EXERCISE INSTRUCTIONS -> Would you please restate the data exactly as it stands, apart from the pictures?

RECORDS PROVIDED ->
:::

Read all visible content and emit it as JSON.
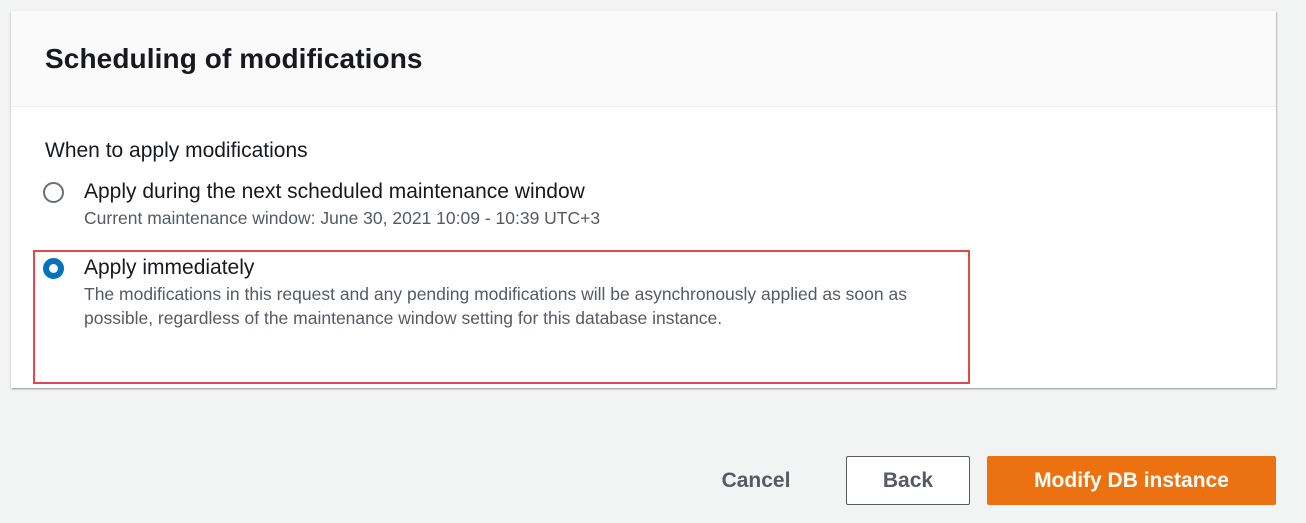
{
  "panel": {
    "title": "Scheduling of modifications"
  },
  "field": {
    "label": "When to apply modifications",
    "options": [
      {
        "label": "Apply during the next scheduled maintenance window",
        "description": "Current maintenance window: June 30, 2021 10:09 - 10:39 UTC+3",
        "selected": false
      },
      {
        "label": "Apply immediately",
        "description": "The modifications in this request and any pending modifications will be asynchronously applied as soon as possible, regardless of the maintenance window setting for this database instance.",
        "selected": true
      }
    ]
  },
  "actions": {
    "cancel_label": "Cancel",
    "back_label": "Back",
    "primary_label": "Modify DB instance"
  },
  "colors": {
    "accent": "#0073bb",
    "primary_button": "#ec7211",
    "highlight_border": "#e0484a"
  }
}
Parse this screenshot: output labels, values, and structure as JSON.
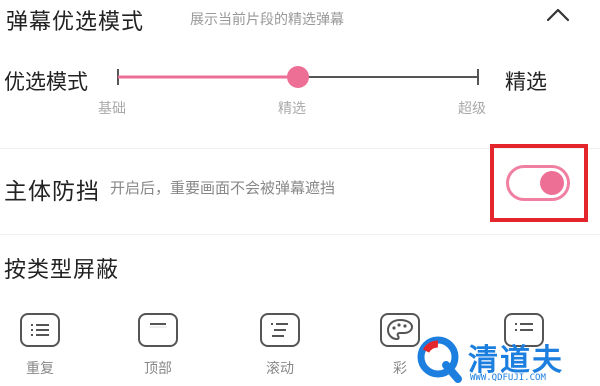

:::

RESPONSE BOX ->
Read all visible content and emit it as JSON.
{
  "panel": {
    "title": "Scheduling of modifications"
  },
  "field": {
    "label": "When to apply modifications",
    "options": [
      {
        "label": "Apply during the next scheduled maintenance window",
        "description": "Current maintenance window: June 30, 2021 10:09 - 10:39 UTC+3",
        "selected": false
      },
      {
        "label": "Apply immediately",
        "description": "The modifications in this request and any pending modifications will be asynchronously applied as soon as possible, regardless of the maintenance window setting for this database instance.",
        "selected": true
      }
    ]
  },
  "actions": {
    "cancel_label": "Cancel",
    "back_label": "Back",
    "primary_label": "Modify DB instance"
  },
  "colors": {
    "accent": "#0073bb",
    "primary_button": "#ec7211",
    "highlight_border": "#e0484a"
  }
}
Parse this screenshot: output labels, values, and structure as JSON.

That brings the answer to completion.